WHEN YOU SAY "Smithsonian," millions of Americans think of Washington's wonderful collection of museums. But the Smithsonian Institution, established by Congress in 1846 in accordance with the terms of a will left by James Smithson of England in 1826, has grown into a giant, worldwide research and museum conglomerate. The organization spends about $100 million in public funds every year, in addition to about $11 million in private donations and grants. In the District telephone directory alone, the Smithsonian listings take up a column; activities elsewhere - such as research operations in the Canal Zone, India, Pakistan, Egypt or the Cooper-Hewitt museum of design and decorative arts in New York.
There is also a subsidiary organization, the Smithsonian Research Foundation, which has received federal money transferred from the Smithsonian's account at the Treasury. Until Congress found out about it two years ago, there was a $1-million contingency fund maintained by S. Dillion Ripley, secretary of the Smithsonian.
It is this complex of activities - together with some financial arrangements involving Mr. Ripley's connection with the American Security and Trust Co. here - that are now attracting investigatory attention. Last fall, Sens. Robert C. Byrd (D-W.Va.) and Ted Stevens (R-Alaska), chairman and ranking minority member respectively of the Senate Appropriations subcommittee with responsibility for federal payments to the Smithsonian, requested a General Accounting Office audit of the organization's books. While noting that the request "in no way should be construed to imply any suspicion of wrongdoing or deliberate impropriety," the request pointed out that the Smithsonian had not "undergone the usual federal reviews and examinations accorded most government agencies."
This week, staff writer Charles A. Krause of this newspaper reported that the GAO also has been asked to determine whether it was proper for Mr. Ripley to sit as a director of American Security at the same time the Smithsonian was depositing hundreds of thousands of dollars a year in non-interest-bearing accounts at the bank. As a result of this arrangement, the Smithsonian appears to have lost thousands of dollars in interest by leaving its money in checking accounts instead of investing the funds in short-term securities.
Smithsonian officials defend the system as an efficient cash management arrangement. Mr. ripley, who resigned from the American Security board in December after 10 years, sees no conflict of interest. The Smithsonian secretary, who reportedly received at least $2,400 a year in directors fees from the bank and who owns 150 shares of its stock, said he knew nothing about where the Smithsonian was keeping its money during the period he served on the American Security board.

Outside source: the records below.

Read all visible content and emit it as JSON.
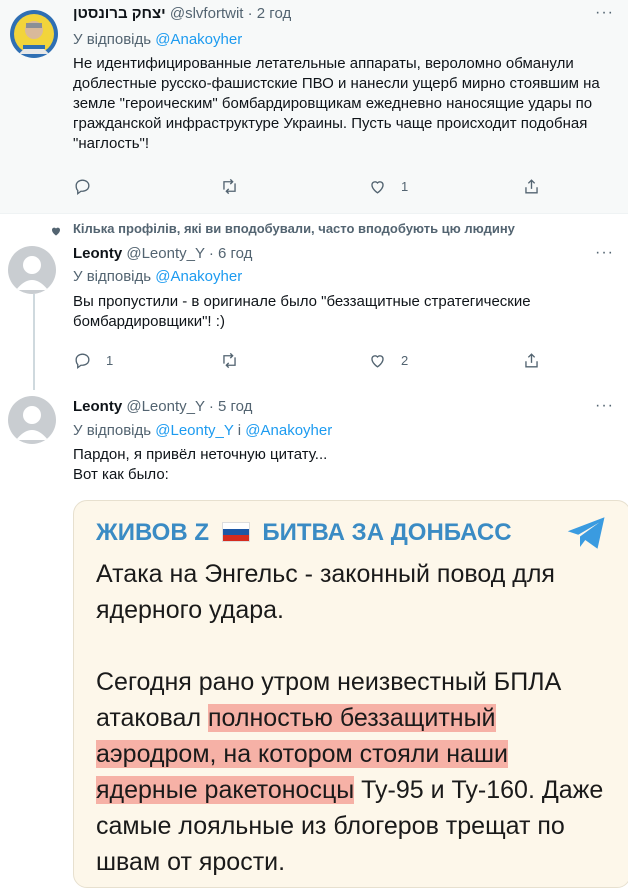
{
  "tweet1": {
    "name": "יצחק ברונסטן",
    "handle": "@slvfortwit",
    "time": "· 2 год",
    "reply_prefix": "У відповідь",
    "reply_to": "@Anakoyher",
    "text": "Не идентифицированные летательные аппараты, вероломно обманули доблестные русско-фашистские ПВО и нанесли ущерб мирно стоявшим на земле \"героическим\" бомбардировщикам ежедневно наносящие удары по гражданской инфраструктуре Украины. Пусть чаще происходит подобная \"наглость\"!",
    "reply_count": "",
    "retweet_count": "",
    "like_count": "1"
  },
  "social_context": "Кілька профілів, які ви вподобували, часто вподобують цю людину",
  "tweet2": {
    "name": "Leonty",
    "handle": "@Leonty_Y",
    "time": "· 6 год",
    "reply_prefix": "У відповідь",
    "reply_to": "@Anakoyher",
    "text": "Вы пропустили - в оригинале было \"беззащитные стратегические бомбардировщики\"! :)",
    "reply_count": "1",
    "retweet_count": "",
    "like_count": "2"
  },
  "tweet3": {
    "name": "Leonty",
    "handle": "@Leonty_Y",
    "time": "· 5 год",
    "reply_prefix": "У відповідь",
    "reply_to_1": "@Leonty_Y",
    "reply_join": "і",
    "reply_to_2": "@Anakoyher",
    "text_line1": "Пардон, я привёл неточную цитату...",
    "text_line2": "Вот как было:",
    "media": {
      "title_part1": "ЖИВОВ Z",
      "title_part2": "БИТВА ЗА ДОНБАСС",
      "para1": "Атака на Энгельс - законный повод для ядерного удара.",
      "para2_a": "Сегодня рано утром неизвестный БПЛА атаковал ",
      "para2_hl1": "полностью беззащитный",
      "para2_b": " ",
      "para2_hl2": "аэродром, на котором стояли наши ядерные ракетоносцы",
      "para2_c": " Ту-95 и Ту-160. Даже самые лояльные из блогеров трещат по швам от ярости."
    }
  },
  "icons": {
    "reply": "reply-icon",
    "retweet": "retweet-icon",
    "like": "like-icon",
    "share": "share-icon",
    "more": "more-icon",
    "telegram": "telegram-icon"
  },
  "colors": {
    "link": "#1d9bf0",
    "secondary_text": "#536471",
    "highlight": "#f0786e",
    "media_title": "#3a8bc4"
  }
}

This kind of link between private and public funds and bank directorships is nothing new. As some readers may recall, four years ago staff writer Ronald Kessler detailed a similar dual role involving the treasurer of the Washington Hospital Center who also happened to be a vice president of American Security. A year later, there were reports by staff writer Douglas Watson on the then-Maryland state treasurer who had placed millions of public dollars in non-interest accounts in various private banks - including one he headed.
In each case, the arrangements may have been merely convenient, friendly - and entirely legal. But when they involve taxpayers' money, questions having to do with conflicts of interest and public confidence cannot be lightly dismissed. For the sake of everybody involved, the GAO should pursue an exhaustive review of the Smithsonian's financialpractices.